Recent farm profits have made it possible for growers to install irrigation equipment on many northeast Mississippi farm acres. Pivot irrigation, such as this found in the Mississippi Delta, is the most efficient delivery method, especially when coupled with soil moisture meters. (Photo by MSU Ag Communications/Kat Lawrence)
May 5, 2014 - Filed Under: Agriculture, Irrigation, Technology

MISSISSIPPI STATE – Recent high profits in farming have made it possible for many Mississippi growers to install irrigation systems, and Mississippi State University researchers are urging the producers to install soil moisture sensors at the same time.

Anita Leonard raises several kinds of animals on her Meadville farm, including four donkeys, 60 beef cattle and 100 laying hens. Leonard and her husband Harold are working toward making their farm mostly self-sufficient while producing a little income with their agricultural products, such as eggs and honey. (Photo by MSU Ag Communications/Kat Lawrence)
May 5, 2014 - Filed Under: Farming

MEADVILLE – A Meadville farmer is building her dream job a few animals at a time.

Anita Leonard, a native of Enid, Oklahoma, married her husband Harold and relocated to Mississippi just more than five years ago. Together, they began building the farm Anita had longed for since she was a child.

May 7, 2014 - Filed Under: Commercial Horticulture, Fruit, Farming

GOODMAN – Fruit and vegetable producers can learn online marketing techniques and networking strategies during the Alliance for Sustainable Agricultural Production Demonstration Farm field day on May 16.

May 7, 2014 - Filed Under: Wildlife Youth Education, Natural Resources

MISSISSIPPI STATE -- Registration is open for three summer camps for young people interested in wildlife, natural resources and outdoor recreation.

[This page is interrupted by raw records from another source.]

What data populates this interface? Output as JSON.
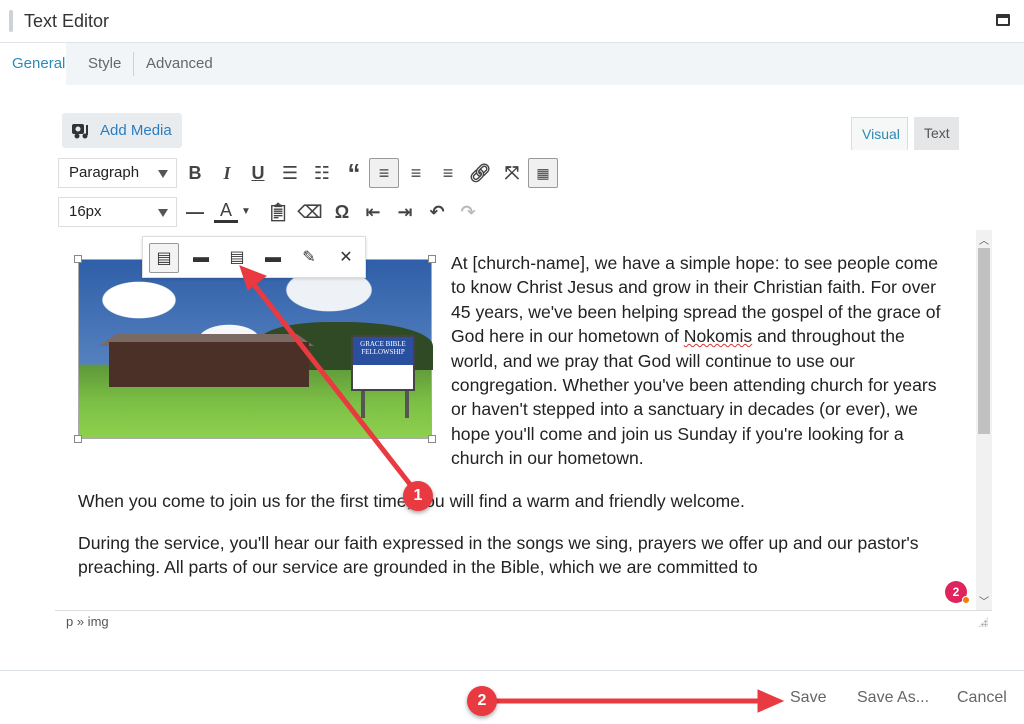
{
  "window": {
    "title": "Text Editor",
    "maximize_icon": "window-maximize-icon"
  },
  "tabs": [
    {
      "label": "General",
      "active": true
    },
    {
      "label": "Style"
    },
    {
      "label": "Advanced"
    }
  ],
  "editor": {
    "add_media": "Add Media",
    "mode_tabs": {
      "visual": "Visual",
      "text": "Text",
      "active": "Visual"
    },
    "format_select": "Paragraph",
    "font_size_select": "16px",
    "toolbar_row1": [
      "bold",
      "italic",
      "underline",
      "bulleted-list",
      "numbered-list",
      "blockquote",
      "align-left",
      "align-center",
      "align-right",
      "link",
      "fullscreen",
      "toolbar-toggle"
    ],
    "toolbar_row2": [
      "horizontal-line",
      "text-color",
      "paste-as-text",
      "clear-formatting",
      "special-character",
      "outdent",
      "indent",
      "undo",
      "redo"
    ],
    "image_toolbar": [
      "align-left",
      "align-center",
      "align-right",
      "no-alignment",
      "edit",
      "remove"
    ],
    "paragraphs": [
      {
        "before": "At [church-name], we have a simple hope: to see people come to know Christ Jesus and grow in their Christian faith. For over 45 years, we've been helping spread the gospel of the grace of God here in our hometown of ",
        "misspelled": "Nokomis",
        "after": " and throughout the world, and we pray that God will continue to use our congregation. Whether you've been attending church for years or haven't stepped into a sanctuary in decades (or ever), we hope you'll come and join us Sunday if you're looking for a church in our hometown."
      },
      {
        "text": "When you come to join us for the first time, you will find a warm and friendly welcome."
      },
      {
        "text": "During the service, you'll hear our faith expressed in the songs we sing, prayers we offer up and our pastor's preaching. All parts of our service are grounded in the Bible, which we are committed to"
      }
    ],
    "image_sign_text": "GRACE BIBLE FELLOWSHIP",
    "status_path": "p » img",
    "notification_badge": "2"
  },
  "footer": {
    "save": "Save",
    "save_as": "Save As...",
    "cancel": "Cancel"
  },
  "annotations": [
    {
      "label": "1"
    },
    {
      "label": "2"
    }
  ],
  "colors": {
    "accent": "#2a8bb5",
    "annotation": "#e83a40",
    "badge": "#e0245e"
  }
}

The Mississippi State University Extension Service and the MSU Department of Wildlife, Fisheries and Aquaculture are hosting two residential camps and one day camp.

Mississippi State University Extension Service beekeeping specialist Jeff Harris presents 4-H'er Garrett Smith of Starkville, Miss. with the state- and national-level awards for the 4-H Honey Bee Essay Contest. The presentation was made May 7, 2014 at MSU. (Photo by MSU Ag Communications/Keri Collins Lewis)
May 8, 2014 - Filed Under: 4-H, Beekeeping, Community

MISSISSIPPI STATE – A Starkville eighth-grader won first place at the state level and second place at the national level of a 4-H writing competition with his essay about beekeeping during colonial times.

Garrett Smith, a 4-H member and student at Starkville Academy, said he was inspired to enter the 4-H Honey Bee Essay Contest after he toured Mississippi State University’s entomology lab with his little brother’s Clover Dawgs 4-H club.

Samantha Jones enjoys a sunny afternoon with young students at the Child Development and Family Studies Center at Mississippi State University. Jones is one of more than 5,000 early care and education providers in the state of Mississippi. May 9 is Provider Appreciation Day, which is celebrated each year on the Friday before Mother's Day to recognize service providers and educators of young children. (Photo by MSU School of Human Sciences/Alicia Barnes)
May 8, 2014 - Filed Under: Family, Children and Parenting

MISSISSIPPI STATE -- Mississippi families and communities will have a chance to thank the people who care for and educate their children when the state celebrates Provider Appreciation Day on May 9.

Louisville, Miss. veterinary assistant Ann McCart steadies Twister while Dr. Fred Nabers examines him on May 8, 2014, nearly a week after the dog arrived for treatment of injuries sustained in the April 28 tornado. (Photo by MSU Ag Communications/Linda Breazeale)
May 9, 2014 - Filed Under: Community

LOUISVILLE -- In the wake of the tornado that tore through Louisville on April 28, overwhelmed storm victims had to make tough choices about caring for people, property and pets.

But one pet owner found a way to help his dog, ironically named Twister, when a Mississippi State University Extension Service disaster assessment team visited his property. Twister had survived the tornado but had injuries that needed immediate attention.

Pages

Feature Story Archive